#### TASK REQUIREMENTS
Go through the listing and return every line with "false" in it.

+++++

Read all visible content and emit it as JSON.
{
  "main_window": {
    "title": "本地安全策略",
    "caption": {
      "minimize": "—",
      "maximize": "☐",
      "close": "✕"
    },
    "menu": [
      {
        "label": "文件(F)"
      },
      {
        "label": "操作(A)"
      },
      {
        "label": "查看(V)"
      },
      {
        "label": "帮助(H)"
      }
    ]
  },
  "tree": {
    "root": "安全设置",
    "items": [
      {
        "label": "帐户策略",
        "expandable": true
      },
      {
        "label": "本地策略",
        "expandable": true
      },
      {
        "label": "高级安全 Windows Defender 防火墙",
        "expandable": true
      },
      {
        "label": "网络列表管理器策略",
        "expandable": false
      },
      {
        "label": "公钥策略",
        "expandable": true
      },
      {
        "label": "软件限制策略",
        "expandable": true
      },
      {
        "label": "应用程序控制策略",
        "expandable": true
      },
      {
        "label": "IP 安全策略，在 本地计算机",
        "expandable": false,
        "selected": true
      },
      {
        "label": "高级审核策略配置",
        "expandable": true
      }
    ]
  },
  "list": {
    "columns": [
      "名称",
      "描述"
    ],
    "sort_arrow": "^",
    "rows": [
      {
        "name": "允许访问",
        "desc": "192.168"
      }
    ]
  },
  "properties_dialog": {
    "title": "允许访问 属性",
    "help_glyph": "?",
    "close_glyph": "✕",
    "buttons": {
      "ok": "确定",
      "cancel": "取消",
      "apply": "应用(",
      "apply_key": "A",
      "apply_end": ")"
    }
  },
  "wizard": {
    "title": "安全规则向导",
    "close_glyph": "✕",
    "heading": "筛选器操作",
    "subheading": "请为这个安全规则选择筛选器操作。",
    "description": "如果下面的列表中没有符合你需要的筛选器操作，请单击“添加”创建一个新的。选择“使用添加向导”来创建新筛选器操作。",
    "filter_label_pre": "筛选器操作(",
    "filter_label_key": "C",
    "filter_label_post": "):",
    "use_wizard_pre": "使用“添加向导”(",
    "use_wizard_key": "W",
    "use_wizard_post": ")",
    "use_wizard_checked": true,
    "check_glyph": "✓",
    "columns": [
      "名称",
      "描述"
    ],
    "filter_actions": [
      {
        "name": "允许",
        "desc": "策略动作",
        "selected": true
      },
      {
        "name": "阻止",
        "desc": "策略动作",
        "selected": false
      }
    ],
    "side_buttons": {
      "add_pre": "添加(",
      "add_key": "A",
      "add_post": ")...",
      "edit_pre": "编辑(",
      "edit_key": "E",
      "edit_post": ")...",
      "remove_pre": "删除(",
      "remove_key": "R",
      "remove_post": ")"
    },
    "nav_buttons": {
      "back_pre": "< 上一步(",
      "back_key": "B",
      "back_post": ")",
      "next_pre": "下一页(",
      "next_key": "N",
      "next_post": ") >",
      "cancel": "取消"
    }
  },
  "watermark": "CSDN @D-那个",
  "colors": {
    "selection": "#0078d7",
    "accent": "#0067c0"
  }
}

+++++

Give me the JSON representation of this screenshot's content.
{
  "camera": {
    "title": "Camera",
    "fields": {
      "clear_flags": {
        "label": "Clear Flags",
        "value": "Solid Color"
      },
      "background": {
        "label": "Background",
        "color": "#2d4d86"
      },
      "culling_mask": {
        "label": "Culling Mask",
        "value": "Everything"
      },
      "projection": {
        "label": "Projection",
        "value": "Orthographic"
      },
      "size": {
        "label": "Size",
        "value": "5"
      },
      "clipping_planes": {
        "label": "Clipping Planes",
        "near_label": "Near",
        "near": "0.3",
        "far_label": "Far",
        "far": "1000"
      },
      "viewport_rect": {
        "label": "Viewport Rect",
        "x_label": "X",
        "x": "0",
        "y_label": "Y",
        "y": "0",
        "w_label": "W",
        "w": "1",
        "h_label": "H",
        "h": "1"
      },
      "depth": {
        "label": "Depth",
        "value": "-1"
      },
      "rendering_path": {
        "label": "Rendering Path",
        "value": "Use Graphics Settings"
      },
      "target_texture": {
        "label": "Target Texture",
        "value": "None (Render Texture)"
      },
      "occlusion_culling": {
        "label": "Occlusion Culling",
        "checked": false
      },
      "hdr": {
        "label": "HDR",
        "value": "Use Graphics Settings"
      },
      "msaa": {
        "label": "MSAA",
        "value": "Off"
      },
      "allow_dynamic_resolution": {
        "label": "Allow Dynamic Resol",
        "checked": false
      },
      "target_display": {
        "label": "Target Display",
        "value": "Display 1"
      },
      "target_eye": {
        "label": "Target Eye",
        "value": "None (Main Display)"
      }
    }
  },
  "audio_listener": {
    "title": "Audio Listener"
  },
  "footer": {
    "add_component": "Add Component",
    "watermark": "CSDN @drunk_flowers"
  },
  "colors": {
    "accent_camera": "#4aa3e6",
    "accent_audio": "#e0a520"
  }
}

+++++

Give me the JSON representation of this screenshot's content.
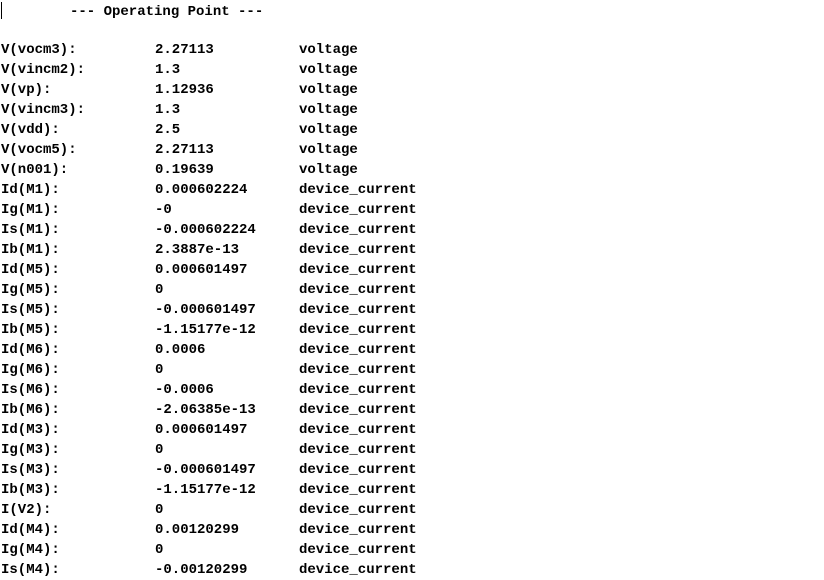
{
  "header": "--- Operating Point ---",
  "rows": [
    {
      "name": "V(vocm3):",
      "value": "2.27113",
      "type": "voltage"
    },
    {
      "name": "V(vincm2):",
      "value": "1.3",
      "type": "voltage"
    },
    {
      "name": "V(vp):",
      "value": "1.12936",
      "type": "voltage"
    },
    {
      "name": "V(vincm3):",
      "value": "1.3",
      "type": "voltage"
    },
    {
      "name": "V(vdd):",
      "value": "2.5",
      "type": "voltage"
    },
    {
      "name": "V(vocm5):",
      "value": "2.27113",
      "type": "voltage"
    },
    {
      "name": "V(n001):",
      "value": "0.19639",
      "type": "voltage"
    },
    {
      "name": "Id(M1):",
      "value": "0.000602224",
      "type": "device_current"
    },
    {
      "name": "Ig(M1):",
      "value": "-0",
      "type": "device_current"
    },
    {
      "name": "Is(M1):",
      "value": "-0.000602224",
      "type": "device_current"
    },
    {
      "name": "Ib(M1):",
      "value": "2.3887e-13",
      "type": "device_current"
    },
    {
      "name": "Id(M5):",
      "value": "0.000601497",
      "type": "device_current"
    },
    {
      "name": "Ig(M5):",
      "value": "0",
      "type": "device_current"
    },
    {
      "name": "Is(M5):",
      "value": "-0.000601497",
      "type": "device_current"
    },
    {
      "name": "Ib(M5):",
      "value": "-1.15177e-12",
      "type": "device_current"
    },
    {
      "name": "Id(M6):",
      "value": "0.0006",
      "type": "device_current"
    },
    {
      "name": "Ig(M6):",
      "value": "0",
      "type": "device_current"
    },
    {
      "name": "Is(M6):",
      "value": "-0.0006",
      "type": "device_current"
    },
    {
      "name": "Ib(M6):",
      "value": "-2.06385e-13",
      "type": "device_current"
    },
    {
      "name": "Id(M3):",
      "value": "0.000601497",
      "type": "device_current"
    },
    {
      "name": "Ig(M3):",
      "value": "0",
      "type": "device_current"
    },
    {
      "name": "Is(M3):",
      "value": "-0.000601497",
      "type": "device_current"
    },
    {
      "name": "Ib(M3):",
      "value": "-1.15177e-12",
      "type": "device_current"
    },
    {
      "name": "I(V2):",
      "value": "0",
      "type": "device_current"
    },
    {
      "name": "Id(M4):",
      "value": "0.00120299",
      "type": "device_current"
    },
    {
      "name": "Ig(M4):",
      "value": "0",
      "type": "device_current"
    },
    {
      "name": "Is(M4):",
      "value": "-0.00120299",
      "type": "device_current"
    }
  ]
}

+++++

#### EXERCISE RESPONSE
        "expandable": false
        "expandable": false,
        "selected": false
        "checked": false
        "checked": false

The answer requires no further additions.